5. It thus seems that the council will give to Rome a sublime and never perhaps surpassed splendor and it will instill an incomparable vigor to the Vatican’s word of God to men and of men to God. A profound charism will animate the city. The human city transformed into the city of God. Rome will become Jerusalem.
6. Two thoughts mainly flowed to our spirit in this swirling of feelings and ideas, which Rome usually evokes to those contemplating it, two thoughts, apart from other ones, with countless witnesses, being so easy in this blessed atmosphere to experience them. One is about Roma patria commnis: nobody is a stranger in Rome when he joins in its spirit. All those who will converge in Rome for this solemn meeting will find themselves not strangers, not guests, not travelers, but citizens. Whoever comes to Rome as a pilgrim knows and feels this mysterious election to citizenry in the true humanity. Much more, whoever will be welcomed to exert a duty – the ecclesiastical magisterium – universal of its own nature, will be at home. It is wonderful that there is a place in the world and in history where each and every one can feel at home. Even laymen and non-believers experience this mysterious feeling when in Rome. Please read this example: “I had a kind of wonderful feeling like being at home. It was my companion until the end of my stay and I don’t think it could be fully explained by the fact we are familiar since youth with pictures of so many of its monuments. I would rather say Rome is innate to each human being, it is like an ideal place of birth, which we join with something we have within ourselves, from which each of us has taken something. We can say it does not matter how wretched you are, Rome will tell you exactly what is in yourself, it will tell you an unrelenting truth…” (S. Negro, Seconda Roma, IX-X). We think it is a prelude to better understand the meaning and appreciate the value, the fact the council takes this sense of community, of brotherhood, of family just because it is summoned in Rome.
7. The other thought refers to hope, which seems to be running to Rome searching for its home, even if it is not always felt that way, a hope with a messianic and eschatological nuance. It is not correct to label Rome only as a town from the old time, which survived as a modern capital (see Gregorovius, Storia della Città di Roma nel Medio Evo, 1, 5-6). Rome contains a destiny moving towards the future. Its history is not over yet and at present it has not realized its mission in time. There is an expectation in Rome, there is a logic meant to evolve and to reach a new purpose. In Rome these are the premises which should be considered as promises.
Nothing ended in Rome, everything began there. In Rome human needs request and find their the supreme site of appeal. In Rome human thrust and humanly perfected art reside in their own castle, in their own workshop.
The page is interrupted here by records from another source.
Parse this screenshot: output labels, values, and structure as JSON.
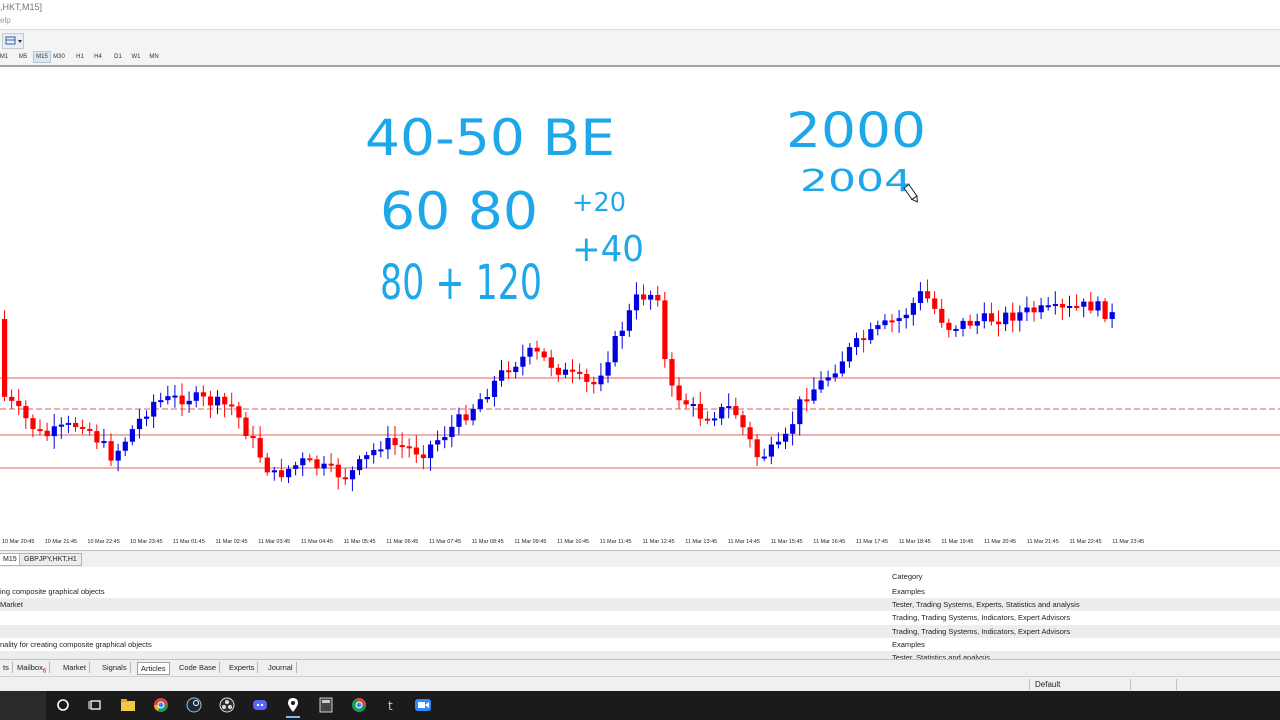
{
  "window": {
    "title": ",HKT,M15]",
    "menu_fragment": "elp"
  },
  "timeframes": [
    "M1",
    "M5",
    "M15",
    "M30",
    "H1",
    "H4",
    "D1",
    "W1",
    "MN"
  ],
  "active_timeframe": "M15",
  "annotations": {
    "line1": "40-50 BE",
    "line2a": "60 80",
    "line2b": "+20",
    "line3a": "80 + 120",
    "line3b": "+40",
    "num1": "2000",
    "num2": "2004"
  },
  "x_axis_labels": [
    "10 Mar 20:45",
    "10 Mar 21:45",
    "10 Mar 22:45",
    "10 Mar 23:45",
    "11 Mar 01:45",
    "11 Mar 02:45",
    "11 Mar 03:45",
    "11 Mar 04:45",
    "11 Mar 05:45",
    "11 Mar 06:45",
    "11 Mar 07:45",
    "11 Mar 08:45",
    "11 Mar 09:45",
    "11 Mar 10:45",
    "11 Mar 11:45",
    "11 Mar 12:45",
    "11 Mar 13:45",
    "11 Mar 14:45",
    "11 Mar 15:45",
    "11 Mar 16:45",
    "11 Mar 17:45",
    "11 Mar 18:45",
    "11 Mar 19:45",
    "11 Mar 20:45",
    "11 Mar 21:45",
    "11 Mar 22:45",
    "11 Mar 23:45"
  ],
  "chart_tabs": [
    "M15",
    "GBPJPY,HKT,H1"
  ],
  "terminal": {
    "category_header": "Category",
    "rows": [
      {
        "title": "ing composite graphical objects",
        "category": "Examples"
      },
      {
        "title": "Market",
        "category": "Tester, Trading Systems, Experts, Statistics and analysis"
      },
      {
        "title": "",
        "category": "Trading, Trading Systems, Indicators, Expert Advisors"
      },
      {
        "title": "",
        "category": "Trading, Trading Systems, Indicators, Expert Advisors"
      },
      {
        "title": "nality for creating composite graphical objects",
        "category": "Examples"
      },
      {
        "title": "",
        "category": "Tester, Statistics and analysis"
      }
    ]
  },
  "terminal_tabs": [
    "ts",
    "Mailbox",
    "Market",
    "Signals",
    "Articles",
    "Code Base",
    "Experts",
    "Journal"
  ],
  "mailbox_badge": "6",
  "active_terminal_tab": "Articles",
  "status": {
    "profile": "Default"
  },
  "colors": {
    "bull": "#0000e0",
    "bear": "#ff0000",
    "ink": "#1ea8ea",
    "hline": "#e06060"
  },
  "taskbar_icons": [
    "search-icon",
    "task-view-icon",
    "file-explorer-icon",
    "chrome-icon",
    "steam-icon",
    "obs-icon",
    "discord-icon",
    "maps-icon",
    "calculator-icon",
    "chrome-alt-icon",
    "tradingview-icon",
    "zoom-icon"
  ]
}
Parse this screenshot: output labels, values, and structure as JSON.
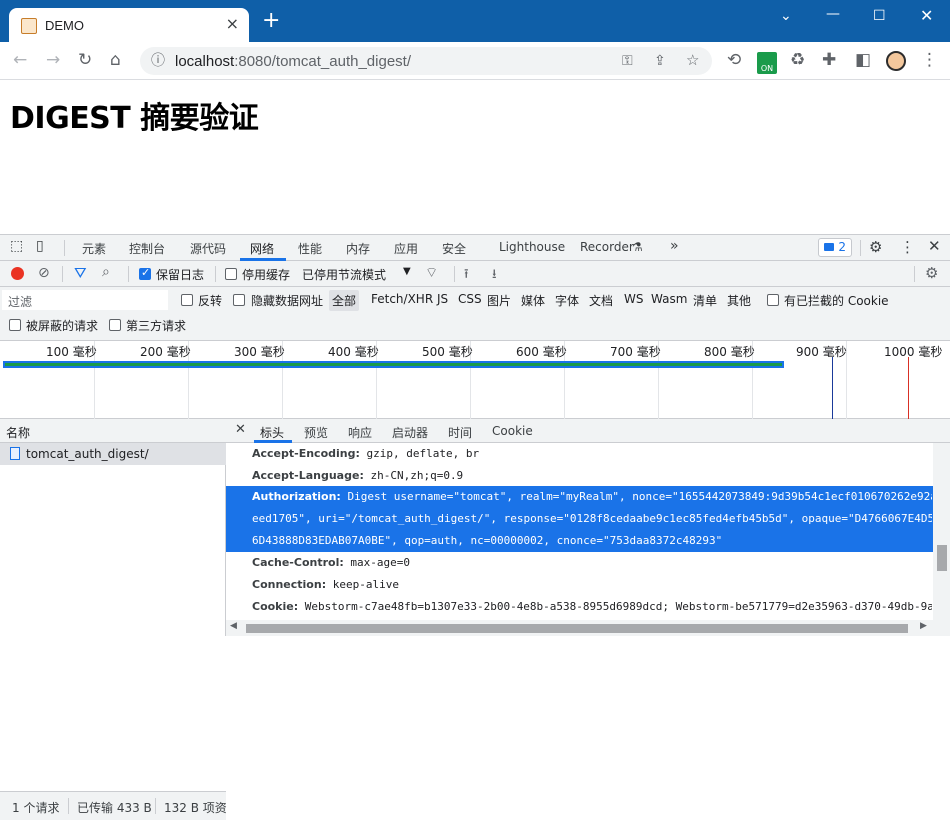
{
  "browser": {
    "tab_title": "DEMO",
    "url_host": "localhost",
    "url_path": ":8080/tomcat_auth_digest/",
    "ext_on_label": "ON"
  },
  "page": {
    "title": "DIGEST 摘要验证"
  },
  "devtools": {
    "tabs": [
      "元素",
      "控制台",
      "源代码",
      "网络",
      "性能",
      "内存",
      "应用",
      "安全",
      "Lighthouse",
      "Recorder"
    ],
    "active_tab": "网络",
    "issues_count": "2",
    "toolbar": {
      "preserve_log": "保留日志",
      "disable_cache": "停用缓存",
      "throttle": "已停用节流模式"
    },
    "filter": {
      "placeholder": "过滤",
      "invert": "反转",
      "hide_data_urls": "隐藏数据网址",
      "types": [
        "全部",
        "Fetch/XHR",
        "JS",
        "CSS",
        "图片",
        "媒体",
        "字体",
        "文档",
        "WS",
        "Wasm",
        "清单",
        "其他"
      ],
      "blocked_cookies": "有已拦截的 Cookie",
      "blocked_requests": "被屏蔽的请求",
      "third_party": "第三方请求"
    },
    "timeline_ticks": [
      "100 毫秒",
      "200 毫秒",
      "300 毫秒",
      "400 毫秒",
      "500 毫秒",
      "600 毫秒",
      "700 毫秒",
      "800 毫秒",
      "900 毫秒",
      "1000 毫秒"
    ],
    "list": {
      "header": "名称",
      "rows": [
        "tomcat_auth_digest/"
      ]
    },
    "status": {
      "requests": "1 个请求",
      "transferred": "已传输 433 B",
      "resources": "132 B 项资"
    },
    "details": {
      "tabs": [
        "标头",
        "预览",
        "响应",
        "启动器",
        "时间",
        "Cookie"
      ],
      "active_tab": "标头",
      "headers": {
        "accept_encoding_name": "Accept-Encoding:",
        "accept_encoding_value": "gzip, deflate, br",
        "accept_language_name": "Accept-Language:",
        "accept_language_value": "zh-CN,zh;q=0.9",
        "authorization_name": "Authorization:",
        "authorization_line1": "Digest username=\"tomcat\", realm=\"myRealm\", nonce=\"1655442073849:9d39b54c1ecf010670262e92a",
        "authorization_line2": "eed1705\", uri=\"/tomcat_auth_digest/\", response=\"0128f8cedaabe9c1ec85fed4efb45b5d\", opaque=\"D4766067E4D5",
        "authorization_line3": "6D43888D83EDAB07A0BE\", qop=auth, nc=00000002, cnonce=\"753daa8372c48293\"",
        "cache_control_name": "Cache-Control:",
        "cache_control_value": "max-age=0",
        "connection_name": "Connection:",
        "connection_value": "keep-alive",
        "cookie_name": "Cookie:",
        "cookie_value": "Webstorm-c7ae48fb=b1307e33-2b00-4e8b-a538-8955d6989dcd; Webstorm-be571779=d2e35963-d370-49db-9a"
      }
    }
  }
}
There is no room for pessimism on its soil; here redemption is always possible. Here peace is always attainable, here human progress can always be pursued.
There is no room for pessimism on its soil; here redemption is always possible. Here peace is always attainable, here human progress can always be pursued. Here the true humanism seems to find its endless evolution. The biblical word is at home here: “let us make mankind” (Gen. 1:26) in God’s image, which is according to the highest prototype and in an effort never satisfied with its results, this is the program.
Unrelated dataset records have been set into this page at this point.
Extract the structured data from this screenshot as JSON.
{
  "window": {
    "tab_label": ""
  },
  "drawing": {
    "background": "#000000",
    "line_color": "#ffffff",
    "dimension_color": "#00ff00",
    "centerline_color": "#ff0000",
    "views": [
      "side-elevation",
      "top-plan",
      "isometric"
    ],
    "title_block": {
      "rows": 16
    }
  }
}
Because here Christ is in progress: “…until Christ is formed in you” (Gal. 4:19) and the effort, and the mission of Catholic Rome: to preach and communicate Christ, neglecting impassible difficulties and persecutions with an unshakeable thrust of His glorious final return. The council, that is, the whole preaching and evangelizing Church gathering in Rome, will give the impression that its hope is unfolding, as a flag in the wind of history and will spread around the restless and doubtful world as an orienting and comforting sign.
- “Diocese of Milan Review,” p. 73 and 101-102 ↩